My new car… 😁
Skip to the end
The MS-Optics 50mm f/1.1 Sonnetar is not unlike the Voigtlander I mentioned earlier inasmuch as it’s a lens that comes with two stories. The first is one of slight frustration. I just can’t help wishing that it felt better made. I totally understand that MS makes these lenses himself, but for my money – at least if I were in the market for one of these lenses – I think I would rather pay slightly more to get a lens that feels nicer to use. The mechanical smoothness aside, there is just something slightly unsatisfactory about the way this lens feels in the hand. And that’s before you get to the usability, which to me is where it really falls over. For the fact that it’s hard to change aperture without changing focus and vice versa, it’s just not that much of a pleasurable lens to use.
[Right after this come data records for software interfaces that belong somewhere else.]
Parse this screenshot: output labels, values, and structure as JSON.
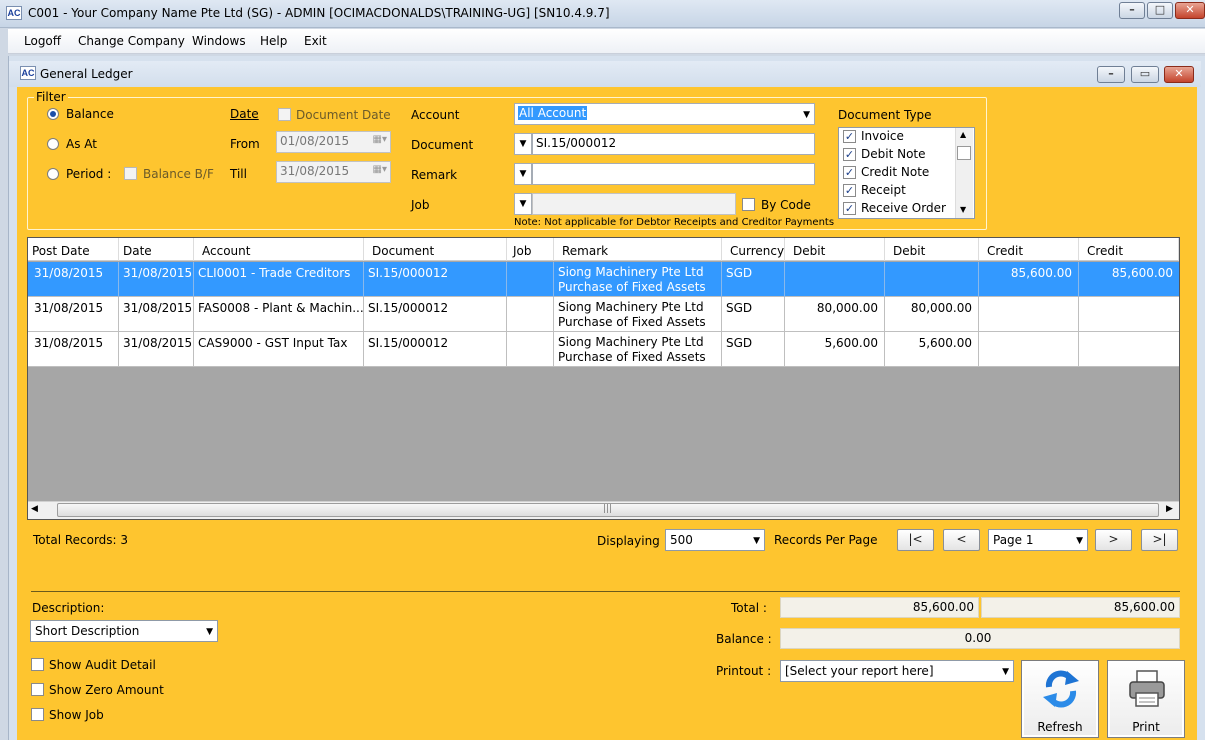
{
  "window": {
    "title": "C001 - Your Company Name Pte Ltd (SG) - ADMIN [OCIMACDONALDS\\TRAINING-UG] [SN10.4.9.7]",
    "icon": "app-logo-icon"
  },
  "menu": [
    "Logoff",
    "Change Company",
    "Windows",
    "Help",
    "Exit"
  ],
  "child_window": {
    "title": "General Ledger"
  },
  "filter": {
    "legend": "Filter",
    "radio_balance": "Balance",
    "radio_as_at": "As At",
    "radio_period": "Period :",
    "balance_bf": "Balance B/F",
    "date_label": "Date",
    "document_date": "Document Date",
    "from_label": "From",
    "from_value": "01/08/2015",
    "till_label": "Till",
    "till_value": "31/08/2015",
    "account_label": "Account",
    "account_value": "All Account",
    "document_label": "Document",
    "document_value": "SI.15/000012",
    "remark_label": "Remark",
    "remark_value": "",
    "job_label": "Job",
    "job_value": "",
    "by_code": "By Code",
    "note": "Note: Not applicable for Debtor Receipts and Creditor Payments",
    "doc_type_label": "Document Type",
    "doc_types": [
      "Invoice",
      "Debit Note",
      "Credit Note",
      "Receipt",
      "Receive Order"
    ]
  },
  "grid": {
    "headers": [
      "Post Date",
      "Date",
      "Account",
      "Document",
      "Job",
      "Remark",
      "Currency",
      "Debit",
      "Debit",
      "Credit",
      "Credit"
    ],
    "rows": [
      {
        "post_date": "31/08/2015",
        "date": "31/08/2015",
        "account": "CLI0001 - Trade Creditors",
        "document": "SI.15/000012",
        "job": "",
        "remark1": "Siong Machinery Pte Ltd",
        "remark2": "Purchase of Fixed Assets",
        "currency": "SGD",
        "debit1": "",
        "debit2": "",
        "credit1": "85,600.00",
        "credit2": "85,600.00"
      },
      {
        "post_date": "31/08/2015",
        "date": "31/08/2015",
        "account": "FAS0008 - Plant & Machin...",
        "document": "SI.15/000012",
        "job": "",
        "remark1": "Siong Machinery Pte Ltd",
        "remark2": "Purchase of Fixed Assets",
        "currency": "SGD",
        "debit1": "80,000.00",
        "debit2": "80,000.00",
        "credit1": "",
        "credit2": ""
      },
      {
        "post_date": "31/08/2015",
        "date": "31/08/2015",
        "account": "CAS9000 - GST Input Tax",
        "document": "SI.15/000012",
        "job": "",
        "remark1": "Siong Machinery Pte Ltd",
        "remark2": "Purchase of Fixed Assets",
        "currency": "SGD",
        "debit1": "5,600.00",
        "debit2": "5,600.00",
        "credit1": "",
        "credit2": ""
      }
    ]
  },
  "paging": {
    "total_records": "Total Records: 3",
    "displaying": "Displaying",
    "per_page_value": "500",
    "records_per_page": "Records Per Page",
    "first": "|<",
    "prev": "<",
    "page_value": "Page 1",
    "next": ">",
    "last": ">|"
  },
  "bottom": {
    "description_label": "Description:",
    "description_value": "Short Description",
    "show_audit": "Show Audit Detail",
    "show_zero": "Show Zero Amount",
    "show_job": "Show Job",
    "total_label": "Total :",
    "total_debit": "85,600.00",
    "total_credit": "85,600.00",
    "balance_label": "Balance :",
    "balance_value": "0.00",
    "printout_label": "Printout :",
    "printout_value": "[Select your report here]",
    "refresh": "Refresh",
    "print": "Print"
  },
  "colors": {
    "panel": "#fec52f",
    "selection": "#3399ff",
    "grid_empty": "#a6a6a6"
  }
}
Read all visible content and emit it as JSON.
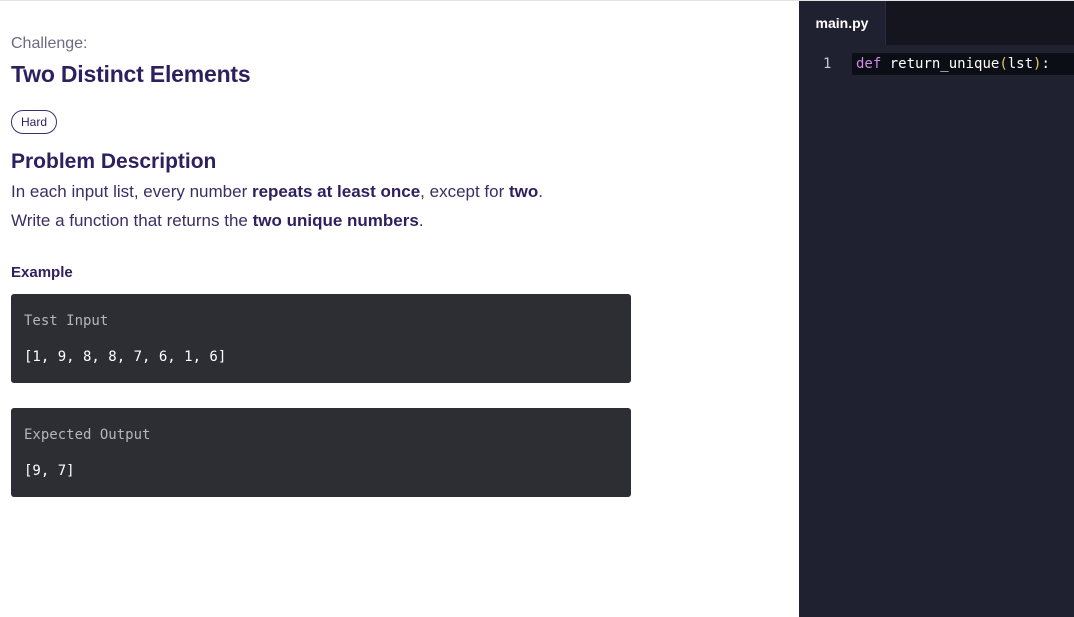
{
  "challenge": {
    "label": "Challenge:",
    "title": "Two Distinct Elements",
    "difficulty": "Hard"
  },
  "problem": {
    "heading": "Problem Description",
    "line1": {
      "a": "In each input list, every number ",
      "b": "repeats at least once",
      "c": ", except for ",
      "d": "two",
      "e": "."
    },
    "line2": {
      "a": "Write a function that returns the ",
      "b": "two unique numbers",
      "c": "."
    }
  },
  "example": {
    "heading": "Example",
    "input_label": "Test Input",
    "input_value": "[1, 9, 8, 8, 7, 6, 1, 6]",
    "output_label": "Expected Output",
    "output_value": "[9, 7]"
  },
  "editor": {
    "tab": "main.py",
    "lines": [
      {
        "number": "1",
        "keyword": "def",
        "name": "return_unique",
        "open": "(",
        "arg": "lst",
        "close": ")",
        "colon": ":"
      }
    ]
  },
  "colors": {
    "title": "#2e1f5e",
    "code_bg": "#2d2e33",
    "editor_bg": "#1f2130",
    "keyword": "#d08be3",
    "paren": "#e5c76b"
  }
}
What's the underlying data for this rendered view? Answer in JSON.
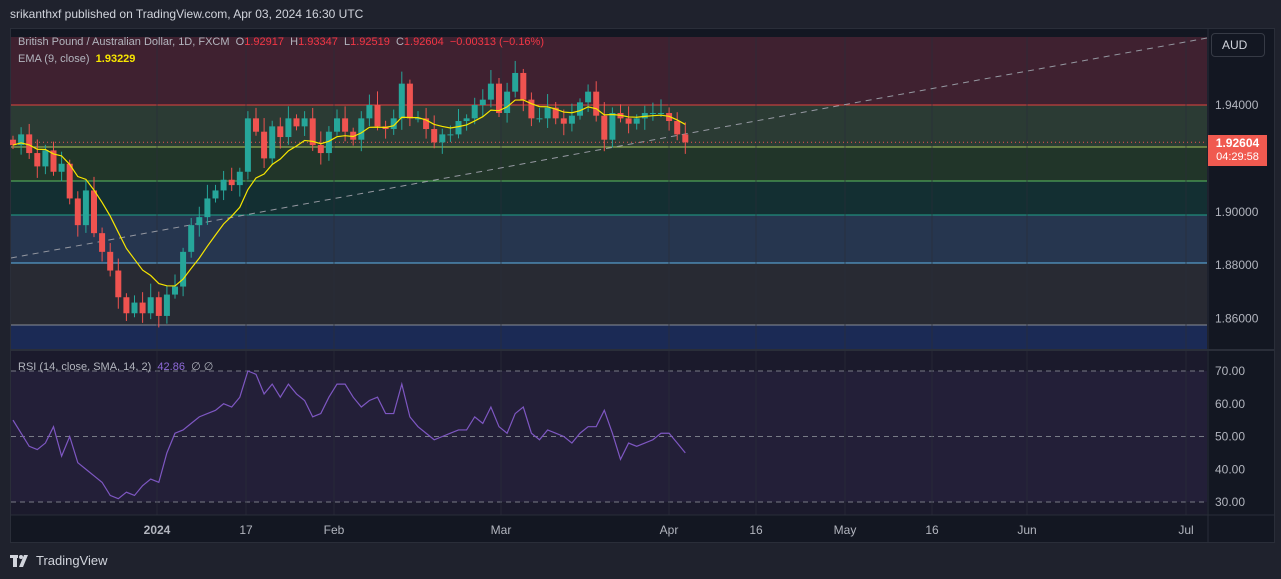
{
  "header": {
    "publisher_line": "srikanthxf published on TradingView.com, Apr 03, 2024 16:30 UTC"
  },
  "legend": {
    "symbol": "British Pound / Australian Dollar, 1D, FXCM",
    "o_label": "O",
    "o": "1.92917",
    "h_label": "H",
    "h": "1.93347",
    "l_label": "L",
    "l": "1.92519",
    "c_label": "C",
    "c": "1.92604",
    "change": "−0.00313 (−0.16%)",
    "ema_label": "EMA (9, close)",
    "ema_value": "1.93229",
    "rsi_label": "RSI (14, close, SMA, 14, 2)",
    "rsi_value": "42.86",
    "rsi_extra": "∅ ∅"
  },
  "price_axis": {
    "currency": "AUD",
    "last_price": "1.92604",
    "countdown": "04:29:58",
    "ticks": [
      "1.94000",
      "1.90000",
      "1.88000",
      "1.86000"
    ]
  },
  "rsi_axis": {
    "ticks": [
      "70.00",
      "60.00",
      "50.00",
      "40.00",
      "30.00"
    ]
  },
  "time_axis": {
    "labels": [
      "2024",
      "17",
      "Feb",
      "Mar",
      "Apr",
      "16",
      "May",
      "16",
      "Jun",
      "Jul"
    ]
  },
  "footer": {
    "brand": "TradingView"
  },
  "colors": {
    "up": "#26a69a",
    "down": "#ef5350",
    "ema": "#f7e600",
    "rsi": "#7e57c2"
  },
  "chart_data": {
    "type": "candlestick",
    "symbol": "GBPAUD",
    "timeframe": "1D",
    "ylim": [
      1.85,
      1.965
    ],
    "closes": [
      1.925,
      1.929,
      1.922,
      1.917,
      1.923,
      1.915,
      1.918,
      1.905,
      1.895,
      1.908,
      1.892,
      1.885,
      1.878,
      1.868,
      1.862,
      1.866,
      1.862,
      1.868,
      1.861,
      1.869,
      1.872,
      1.885,
      1.895,
      1.898,
      1.905,
      1.908,
      1.912,
      1.91,
      1.915,
      1.935,
      1.93,
      1.92,
      1.932,
      1.928,
      1.935,
      1.932,
      1.935,
      1.925,
      1.922,
      1.93,
      1.935,
      1.93,
      1.927,
      1.935,
      1.94,
      1.932,
      1.931,
      1.935,
      1.948,
      1.935,
      1.935,
      1.931,
      1.926,
      1.929,
      1.929,
      1.934,
      1.935,
      1.94,
      1.942,
      1.948,
      1.937,
      1.945,
      1.952,
      1.942,
      1.935,
      1.935,
      1.939,
      1.935,
      1.933,
      1.936,
      1.941,
      1.945,
      1.936,
      1.927,
      1.937,
      1.935,
      1.933,
      1.935,
      1.937,
      1.937,
      1.937,
      1.934,
      1.929,
      1.926
    ],
    "levels": [
      1.94,
      1.9275,
      1.915,
      1.9025,
      1.8845,
      1.8615
    ],
    "rsi": {
      "ylim": [
        25,
        75
      ],
      "levels": [
        70,
        50,
        30
      ],
      "values": [
        55,
        51,
        47,
        46,
        48,
        53,
        44,
        50,
        42,
        40,
        38,
        36,
        32,
        31,
        33,
        32,
        35,
        37,
        36,
        45,
        51,
        52,
        54,
        56,
        57,
        58,
        60,
        59,
        62,
        70,
        69,
        63,
        66,
        62,
        66,
        63,
        61,
        56,
        57,
        62,
        66,
        66,
        62,
        59,
        61,
        62,
        57,
        57,
        66,
        56,
        53,
        51,
        49,
        50,
        51,
        52,
        52,
        56,
        54,
        59,
        53,
        51,
        57,
        59,
        51,
        49,
        52,
        51,
        50,
        48,
        51,
        53,
        53,
        58,
        51,
        43,
        48,
        47,
        48,
        49,
        51,
        51,
        48,
        45
      ]
    }
  }
}
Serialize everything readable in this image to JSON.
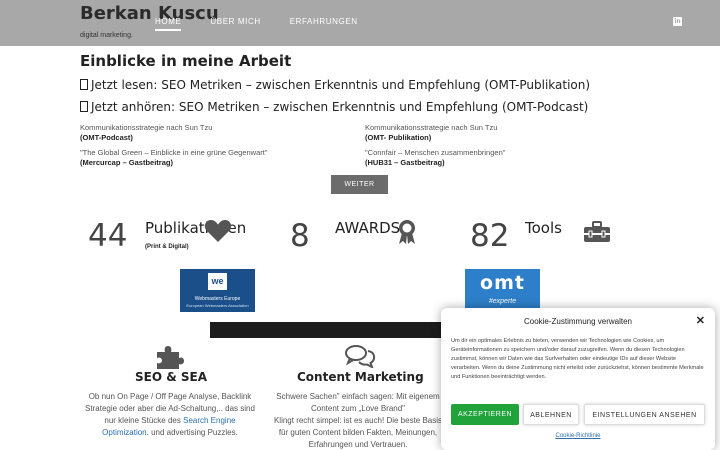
{
  "header": {
    "brand": "Berkan Kuscu",
    "nav": [
      "HOME",
      "ÜBER MICH",
      "ERFAHRUNGEN"
    ],
    "subtitle": "digital marketing."
  },
  "insights": {
    "title": "Einblicke in meine Arbeit",
    "read": "Jetzt lesen: SEO Metriken – zwischen Erkenntnis und Empfehlung (OMT-Publikation)",
    "listen": "Jetzt anhören: SEO Metriken – zwischen Erkenntnis und Empfehlung (OMT-Podcast)",
    "publications": [
      {
        "title": "Kommunikationsstrategie nach Sun Tzu",
        "source": "(OMT-Podcast)"
      },
      {
        "title": "Kommunikationsstrategie nach Sun Tzu",
        "source": "(OMT- Publikation)"
      },
      {
        "title": "\"The Global Green – Einblicke in eine grüne Gegenwart\"",
        "source": "(Mercurcap – Gastbeitrag)"
      },
      {
        "title": "\"Connfair – Menschen zusammenbringen\"",
        "source": "(HUB31 – Gastbeitrag)"
      }
    ],
    "more_button": "WEITER"
  },
  "stats": [
    {
      "number": "44",
      "label": "Publikationen",
      "sub": "(Print & Digital)",
      "icon": "heart-icon"
    },
    {
      "number": "8",
      "label": "AWARDS",
      "sub": "",
      "icon": "award-ribbon-icon"
    },
    {
      "number": "82",
      "label": "Tools",
      "sub": "",
      "icon": "toolbox-icon"
    }
  ],
  "badges": {
    "we_logo": "we",
    "we_title": "Webmasters Europe",
    "we_sub": "European Webmasters Association",
    "omt_logo": "omt",
    "omt_sub": "#experte"
  },
  "services": [
    {
      "title": "SEO & SEA",
      "icon": "puzzle-icon",
      "line1": "Ob nun On Page / Off Page Analyse, Backlink",
      "line2": "Strategie oder aber die Ad-Schaltung,.. das sind",
      "line3_a": "nur kleine Stücke des ",
      "line3_link": "Search Engine",
      "line4_link": "Optimization",
      "line4_b": ". und advertising Puzzles."
    },
    {
      "title": "Content Marketing",
      "icon": "chat-bubbles-icon",
      "line1": "Schwere Sachen\" einfach sagen: Mit eigenem",
      "line2": "Content zum „Love Brand\"",
      "line3": "Klingt recht simpel: ist es auch! Die beste Basis",
      "line4": "für guten Content bilden Fakten, Meinungen,",
      "line5": "Erfahrungen und Vertrauen."
    }
  ],
  "cookie": {
    "title": "Cookie-Zustimmung verwalten",
    "body": "Um dir ein optimales Erlebnis zu bieten, verwenden wir Technologien wie Cookies, um Geräteinformationen zu speichern und/oder darauf zuzugreifen. Wenn du diesen Technologien zustimmst, können wir Daten wie das Surfverhalten oder eindeutige IDs auf dieser Website verarbeiten. Wenn du deine Zustimmung nicht erteilst oder zurückziehst, können bestimmte Merkmale und Funktionen beeinträchtigt werden.",
    "accept": "AKZEPTIEREN",
    "reject": "ABLEHNEN",
    "settings": "EINSTELLUNGEN ANSEHEN",
    "policy": "Cookie-Richtlinie",
    "close": "✕"
  },
  "colors": {
    "header_bg": "#a8a8a8",
    "accept_green": "#1fa33a",
    "link_blue": "#2d6fb3",
    "icon_gray": "#555555"
  }
}
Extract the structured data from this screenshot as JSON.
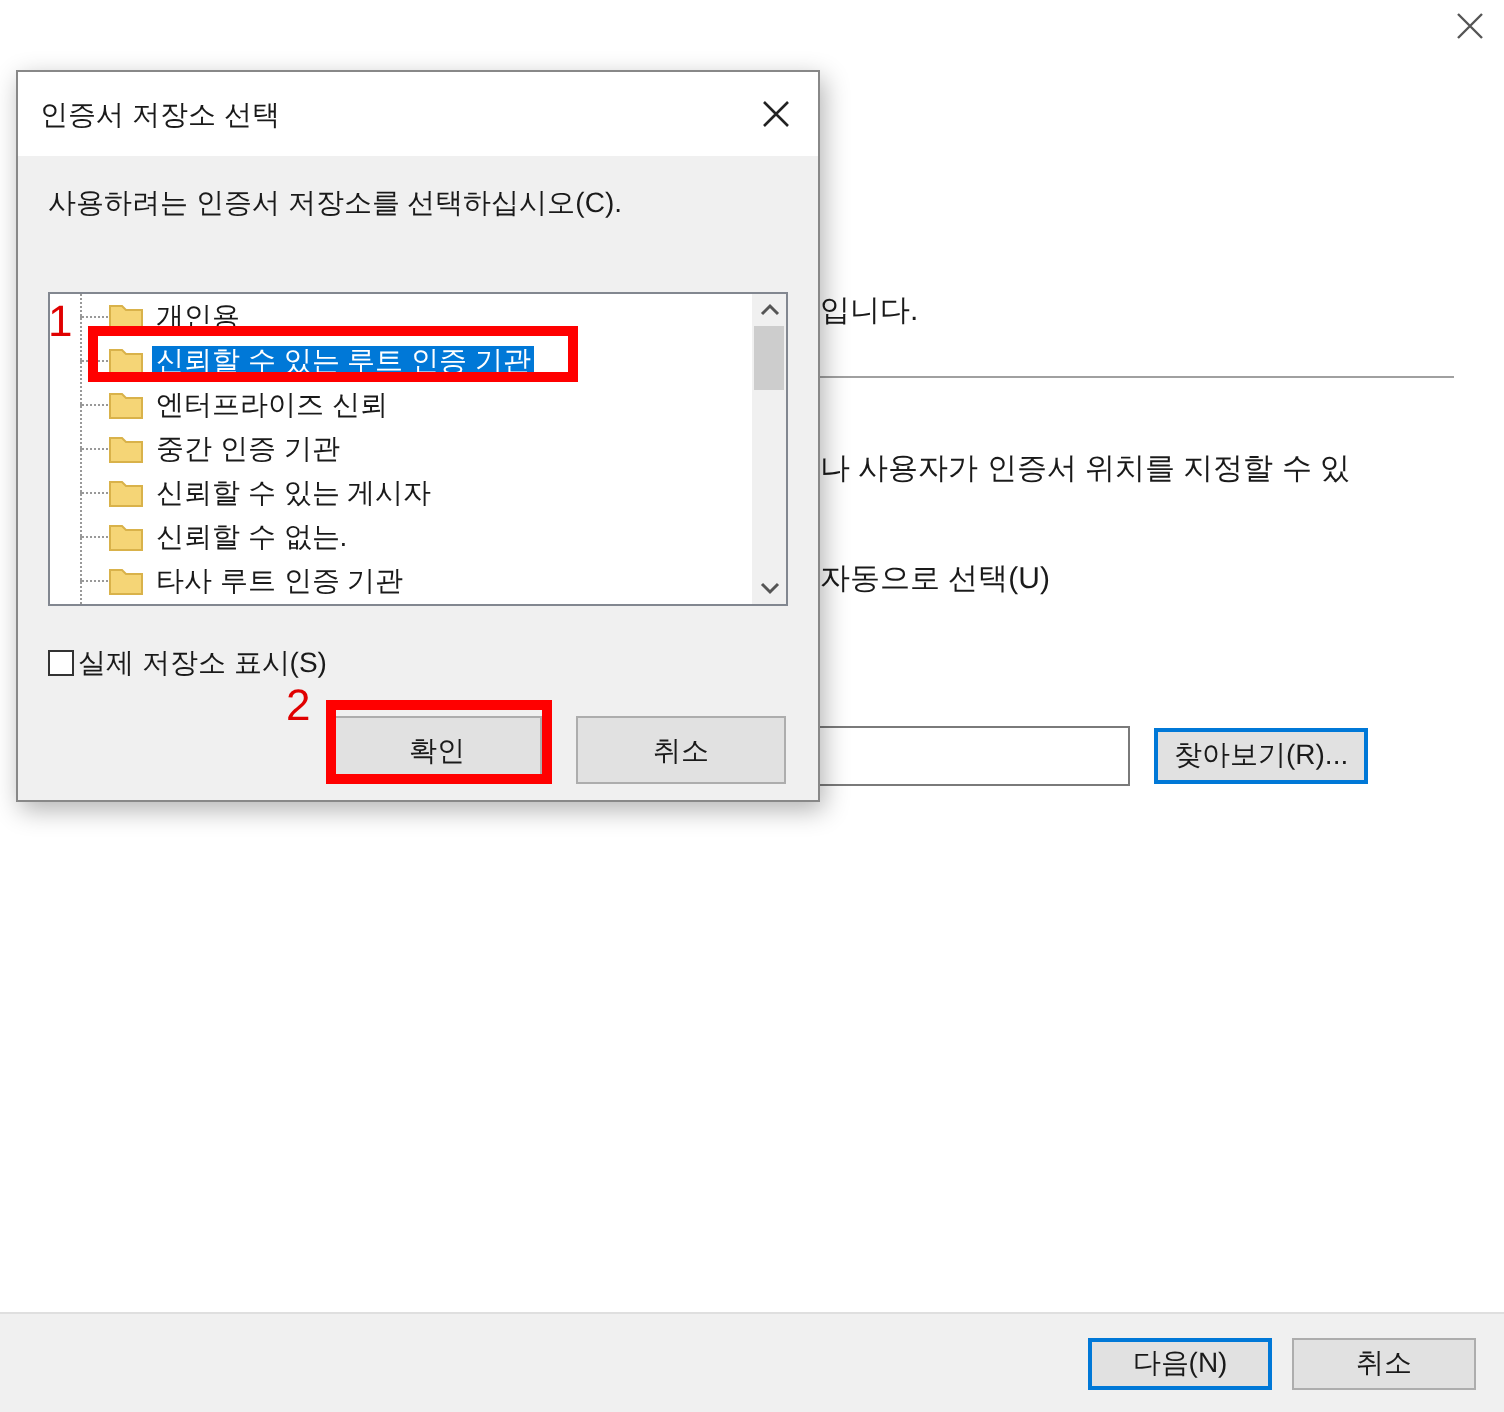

But, of course, with the cons, come the pros, and the first pro is indeed a product of the cons. If it were designed so the whole lens didn’t rotate past the mount, it would need – like the 7Artisans 50mm f/1.1 and Voigtlander 50mm f/1.2 – which in their own right are still quite small – to be much bulkier I’m sure. But it’ wasn’t designed like that, and as such, the MS-Optics 50mm f/1.1 is a tiny lens. Even with the hood it’s small. Without it, it’s really very small for a 50mm f/1.1.
And that’s not it for pros. The other half of the story is the image quality. Of course, this is a very subjective pro. If you buy this lens – a 50mm f/1.1 lens that’s based on a Sonnar formula expecting anything other than something that is slightly whacky, then you’re barking up the wrong tree! If, on the other hand, you buy this lens expecting Sonnar-whacky, but maybe with a bit of a modern twist, then you might be in for a surprise! I have certainly been surprised by just how nice the optics are!
I genuinely expected it to be almost too characterful below f/2. In reality, as least as it seems to me, the faster f/1.1 formula does bring almost a whole stop of very-usable shooting advantage over the f/1.5 formula lenses. Wide open the bokeh is crazy and results are all soft and glowy. Stop down to around f/1.5 and things change quite dramatically. It’s not apo-cron-sharp, of course, but relatively speaking it’s quite impressive. The bokeh for a start melts to very undistracting, and there’s a barrel load more contrast. On top of that, the f/1.1 formula doesn’t bring as much crazy to the table elsewhere either. Focus shift is a problem, but not as much as I expected, and though it is soft into the corners/edges, it’s not that much more extreme than many of the other Sonnars I have shot. In short, despite its extreme specification, it’s not as whacky as I thought it might be… thought it is, to be fair, pretty damned bonkers!
But to reiterate, in case I wasn’t clear, the whole last two paragraphs comes from someone who gets a lot of enjoyment out of Sonnar lenses – it’s relative to those experiences I am measuring this lens. Compare it to any modern more “normal” lens then you might be surprised in more much more negative ways.
Ultimately, despite some initial temptation, soon after Sam loaned me this lens I knew it wasn’t for me. Just like the 7Artisans f/1.1 – a lens that can be had for a fraction of the price that also comes with sonnar-esque traits – I couldn’t find a place in the cabinet for this lens. I have recently bought a Skylanney rehoused uncoated 50mm f/1.5 (a story for another day) that is smaller still easier to use, and much more “vintage” in character. I also have a ZM Sonnar which gives me more modern feeling Sonnar kicks if I need them. I also don’t need the speed. I very rarely shoot wider-open than f/2 for low light or shallow depth of field purposes anyway, so for me, the gains would be very much outweighed by the handling cons.
That said, for all that I remain puzzled by an apparent lack of desire to make mechanically enjoyable things, I can’t argue that MS excelled himself when it came to the MS-Optics 50mm f/1.1 Sonnetar glass. To me, optically, it is exactly as it should be – a slightly crazy, but nonetheless impressive Sonnar type lens!
If you’re in the market for one of these lenses, at time of writing, this one is for sale on my shop here, there is also one for sale on JCH – and if both are sold, I would probably get in touch with Bellamy at JCH to see if he can find you one.